[Excerpts from an interface dataset]
☆ ☆ ☆ ☆

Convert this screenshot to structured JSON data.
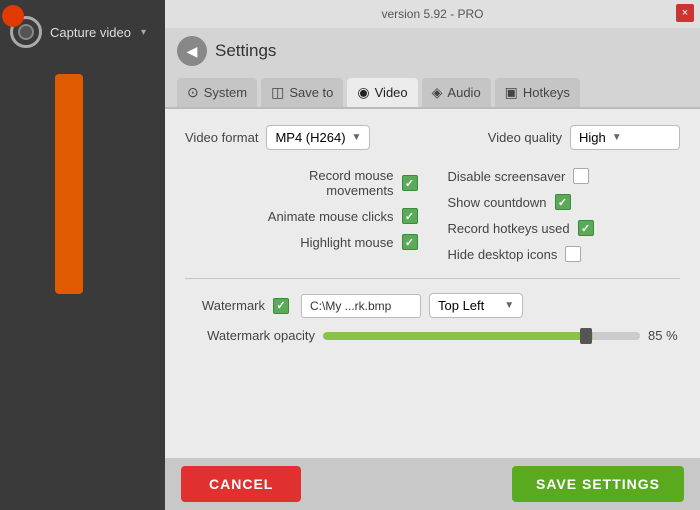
{
  "titleBar": {
    "version": "version 5.92 - PRO",
    "closeLabel": "×"
  },
  "sidebar": {
    "captureLabel": "Capture video",
    "chevron": "▾"
  },
  "header": {
    "backIcon": "◀",
    "settingsTitle": "Settings"
  },
  "tabs": [
    {
      "id": "system",
      "label": "System",
      "icon": "⊙"
    },
    {
      "id": "saveto",
      "label": "Save to",
      "icon": "◫"
    },
    {
      "id": "video",
      "label": "Video",
      "icon": "◉",
      "active": true
    },
    {
      "id": "audio",
      "label": "Audio",
      "icon": "◈"
    },
    {
      "id": "hotkeys",
      "label": "Hotkeys",
      "icon": "▣"
    }
  ],
  "videoSettings": {
    "formatLabel": "Video format",
    "formatValue": "MP4 (H264)",
    "qualityLabel": "Video quality",
    "qualityValue": "High",
    "checkboxes": {
      "left": [
        {
          "id": "record-mouse",
          "label": "Record mouse\nmovements",
          "checked": true
        },
        {
          "id": "animate-clicks",
          "label": "Animate mouse clicks",
          "checked": true
        },
        {
          "id": "highlight-mouse",
          "label": "Highlight mouse",
          "checked": true
        }
      ],
      "right": [
        {
          "id": "disable-screensaver",
          "label": "Disable screensaver",
          "checked": false
        },
        {
          "id": "show-countdown",
          "label": "Show countdown",
          "checked": true
        },
        {
          "id": "record-hotkeys",
          "label": "Record hotkeys used",
          "checked": true
        },
        {
          "id": "hide-desktop",
          "label": "Hide desktop icons",
          "checked": false
        }
      ]
    },
    "watermarkLabel": "Watermark",
    "watermarkChecked": true,
    "watermarkPath": "C:\\My ...rk.bmp",
    "watermarkPosition": "Top Left",
    "opacityLabel": "Watermark opacity",
    "opacityValue": "85 %"
  },
  "buttons": {
    "cancel": "CANCEL",
    "save": "SAVE SETTINGS"
  }
}
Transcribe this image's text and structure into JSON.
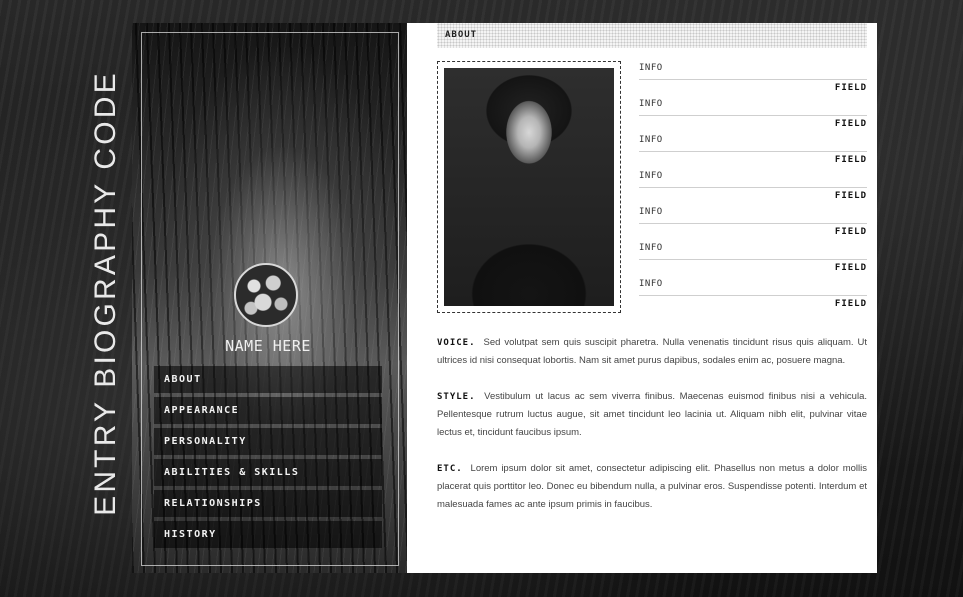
{
  "page": {
    "vertical_title": "ENTRY BIOGRAPHY CODE"
  },
  "sidebar": {
    "name": "NAME HERE",
    "nav": [
      {
        "label": "ABOUT"
      },
      {
        "label": "APPEARANCE"
      },
      {
        "label": "PERSONALITY"
      },
      {
        "label": "ABILITIES & SKILLS"
      },
      {
        "label": "RELATIONSHIPS"
      },
      {
        "label": "HISTORY"
      }
    ]
  },
  "content": {
    "tab_label": "ABOUT",
    "fields": [
      {
        "label": "INFO",
        "value": "FIELD"
      },
      {
        "label": "INFO",
        "value": "FIELD"
      },
      {
        "label": "INFO",
        "value": "FIELD"
      },
      {
        "label": "INFO",
        "value": "FIELD"
      },
      {
        "label": "INFO",
        "value": "FIELD"
      },
      {
        "label": "INFO",
        "value": "FIELD"
      },
      {
        "label": "INFO",
        "value": "FIELD"
      }
    ],
    "sections": [
      {
        "heading": "VOICE.",
        "body": "Sed volutpat sem quis suscipit pharetra. Nulla venenatis tincidunt risus quis aliquam. Ut ultrices id nisi consequat lobortis. Nam sit amet purus dapibus, sodales enim ac, posuere magna."
      },
      {
        "heading": "STYLE.",
        "body": "Vestibulum ut lacus ac sem viverra finibus. Maecenas euismod finibus nisi a vehicula. Pellentesque rutrum luctus augue, sit amet tincidunt leo lacinia ut. Aliquam nibh elit, pulvinar vitae lectus et, tincidunt faucibus ipsum."
      },
      {
        "heading": "ETC.",
        "body": "Lorem ipsum dolor sit amet, consectetur adipiscing elit. Phasellus non metus a dolor mollis placerat quis porttitor leo. Donec eu bibendum nulla, a pulvinar eros. Suspendisse potenti. Interdum et malesuada fames ac ante ipsum primis in faucibus."
      }
    ]
  },
  "icons": {
    "avatar": "skulls-avatar-icon",
    "photo": "portrait-photo"
  },
  "colors": {
    "panel_bg": "#ffffff",
    "text": "#444444",
    "nav_bg": "#000000"
  }
}
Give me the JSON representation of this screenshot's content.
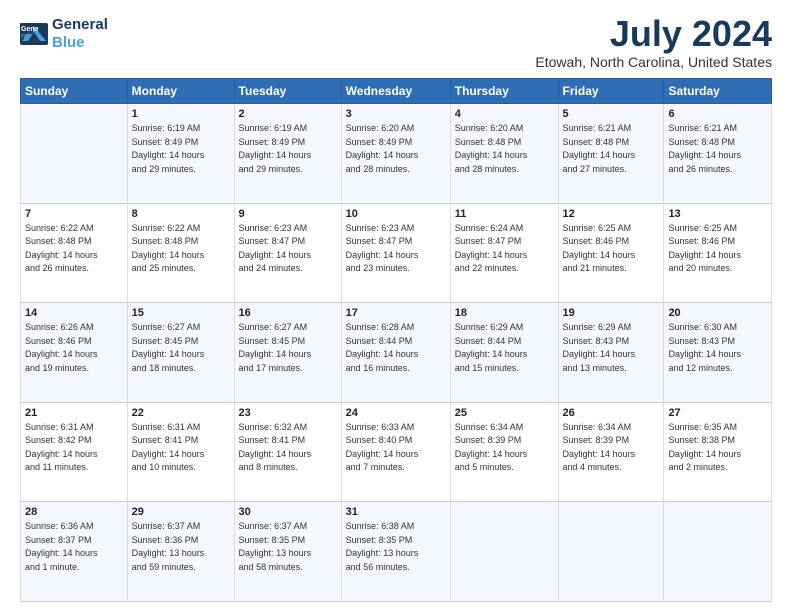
{
  "logo": {
    "line1": "General",
    "line2": "Blue",
    "arrow_color": "#4a9fd4"
  },
  "title": {
    "month_year": "July 2024",
    "location": "Etowah, North Carolina, United States"
  },
  "headers": [
    "Sunday",
    "Monday",
    "Tuesday",
    "Wednesday",
    "Thursday",
    "Friday",
    "Saturday"
  ],
  "weeks": [
    [
      {
        "day": "",
        "info": ""
      },
      {
        "day": "1",
        "info": "Sunrise: 6:19 AM\nSunset: 8:49 PM\nDaylight: 14 hours\nand 29 minutes."
      },
      {
        "day": "2",
        "info": "Sunrise: 6:19 AM\nSunset: 8:49 PM\nDaylight: 14 hours\nand 29 minutes."
      },
      {
        "day": "3",
        "info": "Sunrise: 6:20 AM\nSunset: 8:49 PM\nDaylight: 14 hours\nand 28 minutes."
      },
      {
        "day": "4",
        "info": "Sunrise: 6:20 AM\nSunset: 8:48 PM\nDaylight: 14 hours\nand 28 minutes."
      },
      {
        "day": "5",
        "info": "Sunrise: 6:21 AM\nSunset: 8:48 PM\nDaylight: 14 hours\nand 27 minutes."
      },
      {
        "day": "6",
        "info": "Sunrise: 6:21 AM\nSunset: 8:48 PM\nDaylight: 14 hours\nand 26 minutes."
      }
    ],
    [
      {
        "day": "7",
        "info": "Sunrise: 6:22 AM\nSunset: 8:48 PM\nDaylight: 14 hours\nand 26 minutes."
      },
      {
        "day": "8",
        "info": "Sunrise: 6:22 AM\nSunset: 8:48 PM\nDaylight: 14 hours\nand 25 minutes."
      },
      {
        "day": "9",
        "info": "Sunrise: 6:23 AM\nSunset: 8:47 PM\nDaylight: 14 hours\nand 24 minutes."
      },
      {
        "day": "10",
        "info": "Sunrise: 6:23 AM\nSunset: 8:47 PM\nDaylight: 14 hours\nand 23 minutes."
      },
      {
        "day": "11",
        "info": "Sunrise: 6:24 AM\nSunset: 8:47 PM\nDaylight: 14 hours\nand 22 minutes."
      },
      {
        "day": "12",
        "info": "Sunrise: 6:25 AM\nSunset: 8:46 PM\nDaylight: 14 hours\nand 21 minutes."
      },
      {
        "day": "13",
        "info": "Sunrise: 6:25 AM\nSunset: 8:46 PM\nDaylight: 14 hours\nand 20 minutes."
      }
    ],
    [
      {
        "day": "14",
        "info": "Sunrise: 6:26 AM\nSunset: 8:46 PM\nDaylight: 14 hours\nand 19 minutes."
      },
      {
        "day": "15",
        "info": "Sunrise: 6:27 AM\nSunset: 8:45 PM\nDaylight: 14 hours\nand 18 minutes."
      },
      {
        "day": "16",
        "info": "Sunrise: 6:27 AM\nSunset: 8:45 PM\nDaylight: 14 hours\nand 17 minutes."
      },
      {
        "day": "17",
        "info": "Sunrise: 6:28 AM\nSunset: 8:44 PM\nDaylight: 14 hours\nand 16 minutes."
      },
      {
        "day": "18",
        "info": "Sunrise: 6:29 AM\nSunset: 8:44 PM\nDaylight: 14 hours\nand 15 minutes."
      },
      {
        "day": "19",
        "info": "Sunrise: 6:29 AM\nSunset: 8:43 PM\nDaylight: 14 hours\nand 13 minutes."
      },
      {
        "day": "20",
        "info": "Sunrise: 6:30 AM\nSunset: 8:43 PM\nDaylight: 14 hours\nand 12 minutes."
      }
    ],
    [
      {
        "day": "21",
        "info": "Sunrise: 6:31 AM\nSunset: 8:42 PM\nDaylight: 14 hours\nand 11 minutes."
      },
      {
        "day": "22",
        "info": "Sunrise: 6:31 AM\nSunset: 8:41 PM\nDaylight: 14 hours\nand 10 minutes."
      },
      {
        "day": "23",
        "info": "Sunrise: 6:32 AM\nSunset: 8:41 PM\nDaylight: 14 hours\nand 8 minutes."
      },
      {
        "day": "24",
        "info": "Sunrise: 6:33 AM\nSunset: 8:40 PM\nDaylight: 14 hours\nand 7 minutes."
      },
      {
        "day": "25",
        "info": "Sunrise: 6:34 AM\nSunset: 8:39 PM\nDaylight: 14 hours\nand 5 minutes."
      },
      {
        "day": "26",
        "info": "Sunrise: 6:34 AM\nSunset: 8:39 PM\nDaylight: 14 hours\nand 4 minutes."
      },
      {
        "day": "27",
        "info": "Sunrise: 6:35 AM\nSunset: 8:38 PM\nDaylight: 14 hours\nand 2 minutes."
      }
    ],
    [
      {
        "day": "28",
        "info": "Sunrise: 6:36 AM\nSunset: 8:37 PM\nDaylight: 14 hours\nand 1 minute."
      },
      {
        "day": "29",
        "info": "Sunrise: 6:37 AM\nSunset: 8:36 PM\nDaylight: 13 hours\nand 59 minutes."
      },
      {
        "day": "30",
        "info": "Sunrise: 6:37 AM\nSunset: 8:35 PM\nDaylight: 13 hours\nand 58 minutes."
      },
      {
        "day": "31",
        "info": "Sunrise: 6:38 AM\nSunset: 8:35 PM\nDaylight: 13 hours\nand 56 minutes."
      },
      {
        "day": "",
        "info": ""
      },
      {
        "day": "",
        "info": ""
      },
      {
        "day": "",
        "info": ""
      }
    ]
  ]
}
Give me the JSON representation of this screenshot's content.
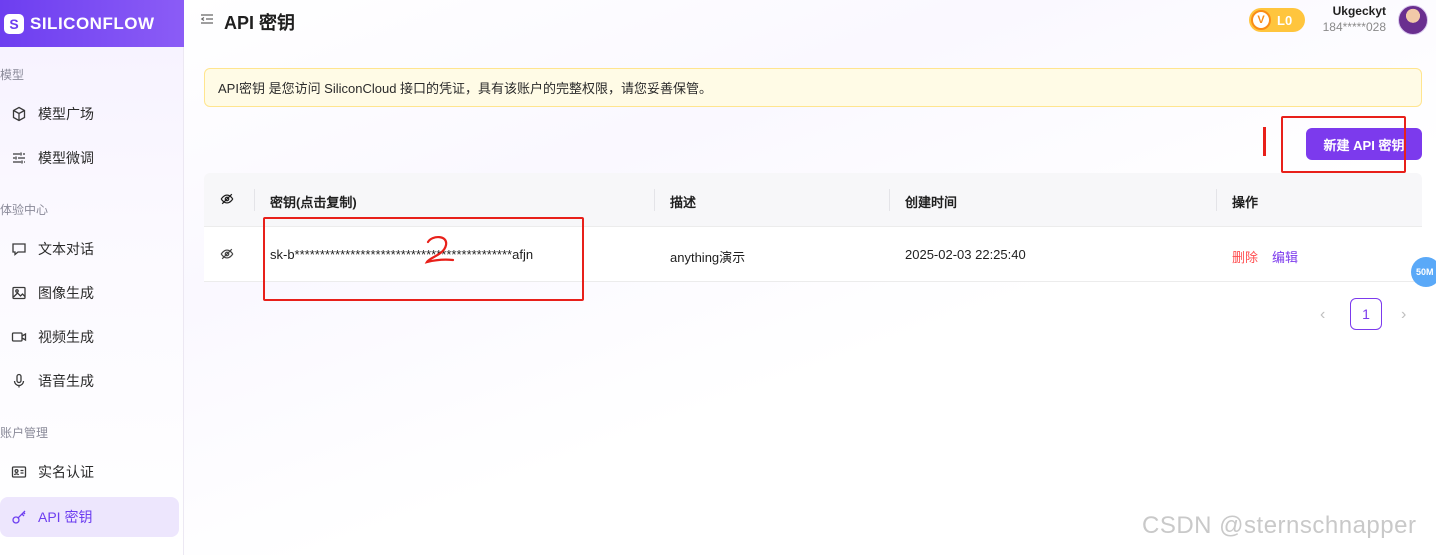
{
  "sidebar": {
    "logo_text": "SILICONFLOW",
    "sections": [
      {
        "label": "模型",
        "items": [
          {
            "label": "模型广场",
            "icon": "cube-icon"
          },
          {
            "label": "模型微调",
            "icon": "sliders-icon"
          }
        ]
      },
      {
        "label": "体验中心",
        "items": [
          {
            "label": "文本对话",
            "icon": "chat-icon"
          },
          {
            "label": "图像生成",
            "icon": "image-icon"
          },
          {
            "label": "视频生成",
            "icon": "video-icon"
          },
          {
            "label": "语音生成",
            "icon": "microphone-icon"
          }
        ]
      },
      {
        "label": "账户管理",
        "items": [
          {
            "label": "实名认证",
            "icon": "id-card-icon"
          },
          {
            "label": "API 密钥",
            "icon": "key-icon",
            "active": true
          }
        ]
      }
    ]
  },
  "header": {
    "title": "API 密钥",
    "level": "L0",
    "user_name": "Ukgeckyt",
    "user_phone": "184*****028"
  },
  "notice": "API密钥 是您访问 SiliconCloud 接口的凭证，具有该账户的完整权限，请您妥善保管。",
  "actions": {
    "new_key_label": "新建 API 密钥"
  },
  "table": {
    "columns": [
      "密钥(点击复制)",
      "描述",
      "创建时间",
      "操作"
    ],
    "rows": [
      {
        "key": "sk-b*******************************************afjn",
        "description": "anything演示",
        "created": "2025-02-03 22:25:40",
        "delete_label": "删除",
        "edit_label": "编辑"
      }
    ]
  },
  "pagination": {
    "current": "1"
  },
  "float_badge": "50M",
  "annotations": {
    "mark_1": "1",
    "mark_2": "2"
  },
  "watermark": "CSDN @sternschnapper",
  "colors": {
    "brand": "#7c3aed",
    "danger": "#ff4d4f",
    "notice_bg": "#fffbe6",
    "annotation": "#e8201a"
  }
}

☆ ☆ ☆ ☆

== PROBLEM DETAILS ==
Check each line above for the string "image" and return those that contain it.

== PROBLEM SOLUTION ==
Transcribe this image's text and structure into JSON.
            "icon": "image-icon"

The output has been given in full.